+++ DATA EXTRACT +++

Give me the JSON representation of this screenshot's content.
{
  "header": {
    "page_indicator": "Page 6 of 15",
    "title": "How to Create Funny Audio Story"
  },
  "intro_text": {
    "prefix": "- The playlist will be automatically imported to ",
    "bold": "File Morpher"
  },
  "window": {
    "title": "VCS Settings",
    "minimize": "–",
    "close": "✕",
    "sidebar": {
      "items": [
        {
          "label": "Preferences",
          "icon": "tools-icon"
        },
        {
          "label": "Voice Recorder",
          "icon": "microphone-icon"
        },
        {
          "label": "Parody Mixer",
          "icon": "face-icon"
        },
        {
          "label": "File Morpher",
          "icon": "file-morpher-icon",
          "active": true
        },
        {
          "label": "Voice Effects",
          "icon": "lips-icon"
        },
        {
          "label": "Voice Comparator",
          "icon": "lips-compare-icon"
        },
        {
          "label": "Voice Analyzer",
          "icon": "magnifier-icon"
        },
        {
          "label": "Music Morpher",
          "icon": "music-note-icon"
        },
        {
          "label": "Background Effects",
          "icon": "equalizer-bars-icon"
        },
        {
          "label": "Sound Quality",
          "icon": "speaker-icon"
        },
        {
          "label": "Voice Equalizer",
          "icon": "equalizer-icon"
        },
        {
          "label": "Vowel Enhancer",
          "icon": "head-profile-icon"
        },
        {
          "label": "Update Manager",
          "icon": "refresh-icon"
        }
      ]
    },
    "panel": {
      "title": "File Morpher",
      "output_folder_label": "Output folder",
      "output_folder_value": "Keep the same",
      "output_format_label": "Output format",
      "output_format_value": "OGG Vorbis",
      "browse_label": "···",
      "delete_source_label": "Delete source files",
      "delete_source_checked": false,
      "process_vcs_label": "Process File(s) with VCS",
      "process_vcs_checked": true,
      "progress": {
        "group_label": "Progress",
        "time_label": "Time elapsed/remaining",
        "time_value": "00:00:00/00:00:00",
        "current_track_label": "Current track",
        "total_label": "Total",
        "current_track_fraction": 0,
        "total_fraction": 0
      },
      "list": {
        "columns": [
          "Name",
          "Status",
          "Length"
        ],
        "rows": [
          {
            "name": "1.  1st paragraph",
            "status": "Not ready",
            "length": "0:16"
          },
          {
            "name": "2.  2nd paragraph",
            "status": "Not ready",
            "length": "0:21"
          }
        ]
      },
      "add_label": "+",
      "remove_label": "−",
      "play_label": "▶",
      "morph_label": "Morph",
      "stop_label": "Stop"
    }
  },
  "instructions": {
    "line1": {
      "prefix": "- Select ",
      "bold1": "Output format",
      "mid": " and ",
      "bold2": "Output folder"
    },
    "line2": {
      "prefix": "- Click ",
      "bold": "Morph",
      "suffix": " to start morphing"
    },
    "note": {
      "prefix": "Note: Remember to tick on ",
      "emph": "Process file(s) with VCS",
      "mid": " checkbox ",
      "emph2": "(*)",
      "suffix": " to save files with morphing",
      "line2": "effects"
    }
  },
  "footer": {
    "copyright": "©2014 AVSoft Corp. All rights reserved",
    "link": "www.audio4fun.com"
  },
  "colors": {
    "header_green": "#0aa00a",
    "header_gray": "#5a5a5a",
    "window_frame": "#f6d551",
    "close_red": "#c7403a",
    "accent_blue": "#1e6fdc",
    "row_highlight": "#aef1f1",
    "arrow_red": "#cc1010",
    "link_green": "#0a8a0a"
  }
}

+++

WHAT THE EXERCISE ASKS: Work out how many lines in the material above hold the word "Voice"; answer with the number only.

SOLUTION TO THIS TASK: 5